Even though companies of all types are increasingly implementing advanced automation technologies to improve efficiency and productivity, many executives maintain negative views of providing ongoing training for employees.
In a recent Industry Week article by Rick Bohan and Ron Jacques, the authors note that a recent study revealed several surprising views regarding training:
- “Only a third of C-suite executives surveyed felt that it’s their company’s job to prepare employees for future roles.”
- “Fewer than a third think that employees should be able to get all the knowledge and skills for the work from their employer.”
- “Half indicated that they saw their own firm’s training efforts as a waste of time.”
It’s no wonder then “that fewer than 20% of workers surveyed felt that their company has a strong learning environment.” Moreover, senior executive views on training are even more puzzling given that “[s]tudies show that training and development initiatives have a 300% [return on investment] ROI.” Specifically, “[t]he research found companies that invested in training and development had:
- 21% increase in productivity
- 24% higher profit margin
- 300% reduction in employee turnover
- 218% higher income per employee
- 86% higher company value, and
- A return per dollar invested of $6.72.”
Why, then, are so many executives pessimistic when it comes to the topic of training? Bohan and Jacques believe that it could be because “they’re simply doing it all wrong in too many cases.” The authors point out a couple of common approaches that frequently result in failure.
The first is the “hard knocks” or “sink or swim” approach. This approach leaves employees to figure things out themselves as they encounter problems on the job. Bohan and Jacques believe this approach is so commonplace because many executives experienced the same approach in their own careers with their predecessors believing the “hard knocks” approach is “less expensive than hiring full-time trainers or consultants.”
As the authors note, however, the “sink or swim” approach too often leads to sinking rather than swimming.

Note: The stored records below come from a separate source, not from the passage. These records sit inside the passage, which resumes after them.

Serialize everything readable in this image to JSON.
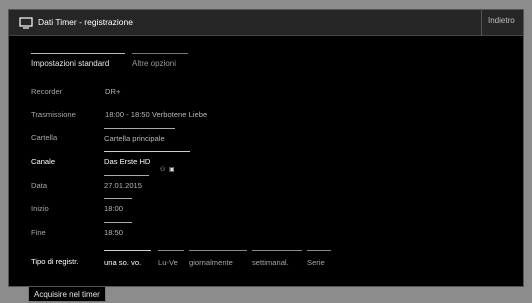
{
  "window": {
    "title": "Dati Timer - registrazione",
    "back_label": "Indietro"
  },
  "tabs": [
    {
      "label": "Impostazioni standard",
      "selected": true
    },
    {
      "label": "Altre opzioni",
      "selected": false
    }
  ],
  "form": {
    "recorder": {
      "label": "Recorder",
      "value": "DR+"
    },
    "trasmissione": {
      "label": "Trasmissione",
      "value": "18:00 - 18:50 Verbotene Liebe"
    },
    "cartella": {
      "label": "Cartella",
      "value": "Cartella principale"
    },
    "canale": {
      "label": "Canale",
      "value": "Das Erste HD"
    },
    "data": {
      "label": "Data",
      "value": "27.01.2015"
    },
    "inizio": {
      "label": "Inizio",
      "value": "18:00"
    },
    "fine": {
      "label": "Fine",
      "value": "18:50"
    },
    "tipo": {
      "label": "Tipo di registr.",
      "options": [
        "una so. vo.",
        "Lu-Ve",
        "giornalmente",
        "settimanal.",
        "Serie"
      ],
      "selected": "una so. vo."
    }
  },
  "footer": {
    "confirm_label": "Acquisire nel timer"
  },
  "colors": {
    "background": "#8c8c8c",
    "panel": "#000000",
    "titlebar": "#262626"
  }
}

Managers tend to ignore the high opportunity costs of this approach, which include decreased productivity, higher turnover, and reduced revenue as a result of “needless errors, delays, mistakes, rework and frustration.”
The other common approach identified by Bohan and Jacques is the “training light” approach. While this approach comes in many forms, the essence of “training light” is that a current employee or manager is tasked with providing basic training on a topic without sufficient preparation or experience. In these cases, while “[t]raining and development are given lip service and even funded,” “such training doesn’t really do anything to help either employees or the organization.”
So how can employers provide training the right way? How can they implement training that sets up employees for success? Bohan and Jacques recommend the “investment approach,” in which investment in training was viewed like any other company investment. They outline three key steps to follow:
- Due Diligence: Make sure that an investment in training “fills a specific need or addresses a specific strategic opportunity.” “Training that provides a positive ROI starts with a needs assessment that seeks answers to questions like these:
- What knowledge, talents, and skills do our people possess right now?
- What knowledge, talents, and skills will our people need if they’re going to be able to help pursue our strategy?
- What are the best methods and means for imparting that knowledge and those skills and talents? And what will we need to invest in those methods?
- How will we know if the methods are providing value?”
- Develop a Plan: A strategic training plan “needs to address who will get what training and education and how.” “As to what training will be delivered, the answer will come from the needs analysis.” Finally, “[t]here are myriad options as to how the training and development gets delivered…it’s simply a matter of matching methods to the who and the what.”
- Assess the Results: Although it may not be easy to gather the information to adequately assess the results of training, employers must invest the time and effort to determine what training works and whether what is being learned is implemented effectively. The authors sum up the importance of this step with a popular training adage: “Don’t do training just so people will die smart. Do training that makes a difference.”
Are you ready to make training a priority for your organization? Remember: “Obtaining a good return on investment—requires investment. Money and, especially, managers’ time and attention, are the requisites to a good return.”
Fortunately, you don’t have to be an expert at training to implement a new program. The experts at Amatrol have been working hand-in-hand with industry for years to design training programs featuring eLearning curriculum and hands-on experience with trainers equipped with industrial components workers will encounter on the job.
Visit Amatrol online to learn more about its many different types of industrial training programs. For more information about how Amatrol can help you inspire and train the next generation of workers, contact an expert at Amatrol today!